Published online Jul 7, 2016. doi: 10.3748/wjg.v22.i25.5742
Peer-review started: March 28, 2016
First decision: May 12, 2016
Revised: May 30, 2016
Accepted: June 15, 2016
Article in press: June 15, 2016
Published online: July 7, 2016
Early involvement of gut is observed in Parkinson’s disease (PD) and symptoms such as constipation may precede motor symptoms. α-Synuclein pathology is extensively evident in the gut and appears to follow a rostrocaudal gradient. The gut may act as the starting point of PD pathology with spread toward the central nervous system. This spread of the synuclein pathology raises the possibility of prion-like propagation in PD pathogenesis. Recently, the role of gut microbiota in PD pathogenesis has received attention and some phenotypic correlation has also been shown. The extensive involvement of the gut in PD even in its early stages has led to the evaluation of enteric α-synuclein as a possible biomarker of early PD. The clinical manifestations of gastrointestinal dysfunction in PD include malnutrition, oral and dental disorders, sialorrhea, dysphagia, gastroparesis, constipation, and defecatory dysfunction. These conditions are quite distressing for the patients and require relevant investigations and adequate management. Treatment usually involves both pharmacological and non-pharmacological measures. One important aspect of gut dysfunction is its contribution to the clinical fluctuations in PD. Dysphagia and gastroparesis lead to inadequate absorption of oral anti-PD medications. These lead to response fluctuations, particularly delayed-on and no-on, and there is significant relationship between levodopa pharmacokinetics and gastric emptying in patients with PD. Therefore, in such cases, alternative routes of administration or drug delivery systems may be required.

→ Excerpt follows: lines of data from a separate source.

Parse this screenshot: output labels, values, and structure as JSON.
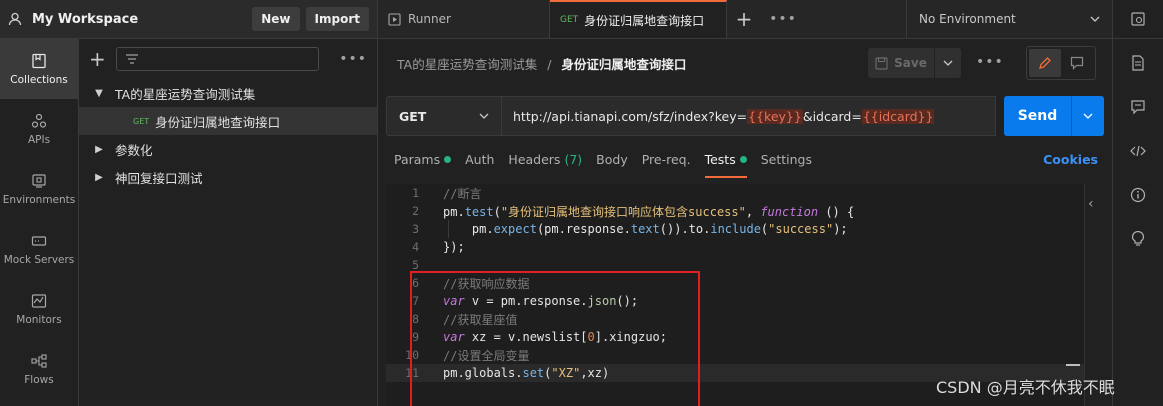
{
  "workspace": {
    "title": "My Workspace",
    "new_label": "New",
    "import_label": "Import"
  },
  "rail": {
    "items": [
      {
        "label": "Collections",
        "icon": "collections-icon"
      },
      {
        "label": "APIs",
        "icon": "apis-icon"
      },
      {
        "label": "Environments",
        "icon": "environments-icon"
      },
      {
        "label": "Mock Servers",
        "icon": "mock-servers-icon"
      },
      {
        "label": "Monitors",
        "icon": "monitors-icon"
      },
      {
        "label": "Flows",
        "icon": "flows-icon"
      }
    ]
  },
  "tree": {
    "collection": "TA的星座运势查询测试集",
    "request_method": "GET",
    "request": "身份证归属地查询接口",
    "folder1": "参数化",
    "folder2": "神回复接口测试"
  },
  "tabs": {
    "runner": "Runner",
    "active_method": "GET",
    "active_label": "身份证归属地查询接口",
    "environment": "No Environment"
  },
  "request": {
    "breadcrumb_collection": "TA的星座运势查询测试集",
    "breadcrumb_separator": "/",
    "breadcrumb_request": "身份证归属地查询接口",
    "save_label": "Save",
    "method": "GET",
    "url_prefix": "http://api.tianapi.com/sfz/index?key=",
    "url_var1": "{{key}}",
    "url_mid": "&idcard=",
    "url_var2": "{{idcard}}",
    "send_label": "Send"
  },
  "subtabs": {
    "params": "Params",
    "auth": "Auth",
    "headers": "Headers",
    "headers_count": "(7)",
    "body": "Body",
    "prereq": "Pre-req.",
    "tests": "Tests",
    "settings": "Settings",
    "cookies": "Cookies"
  },
  "editor": {
    "line_numbers": [
      "1",
      "2",
      "3",
      "4",
      "5",
      "6",
      "7",
      "8",
      "9",
      "10",
      "11"
    ],
    "l1": "//断言",
    "l2a": "pm.",
    "l2b": "test",
    "l2c": "(",
    "l2d": "\"身份证归属地查询接口响应体包含success\"",
    "l2e": ", ",
    "l2f": "function",
    "l2g": " () {",
    "l3a": "    pm.",
    "l3b": "expect",
    "l3c": "(pm.response.",
    "l3d": "text",
    "l3e": "()).to.",
    "l3f": "include",
    "l3g": "(",
    "l3h": "\"success\"",
    "l3i": ");",
    "l4": "});",
    "l5": "",
    "l6": "//获取响应数据",
    "l7a": "var",
    "l7b": " v = pm.response.",
    "l7c": "json",
    "l7d": "();",
    "l8": "//获取星座值",
    "l9a": "var",
    "l9b": " xz = v.newslist[",
    "l9c": "0",
    "l9d": "].xingzuo;",
    "l10": "//设置全局变量",
    "l11a": "pm.globals.",
    "l11b": "set",
    "l11c": "(",
    "l11d": "\"XZ\"",
    "l11e": ",xz)"
  },
  "watermark": "CSDN @月亮不休我不眠",
  "colors": {
    "accent": "#f26b3a",
    "send": "#097bed",
    "get": "#5fba5f",
    "highlight_box": "#e02020"
  }
}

Core tip: Gut is involved in early Parkinson’s disease (PD) with extensive synuclein pathology, following a rostrocaudal gradient along the gastrointestinal system. It may act as the starting point of PD pathology with prion-like spread toward the central nervous system. The clinical manifestations include malnutrition, oral and dental disorders, sialorrhea, dysphagia, gastroparesis, constipation, and defecatory dysfunction. These are distressing for the patients and need to be managed properly by pharmacological or non-pharmacological measures. Gut dysfunction also leads to response fluctuations in PD and this may require alternative routes of administration or drug delivery systems for anti-PD medications.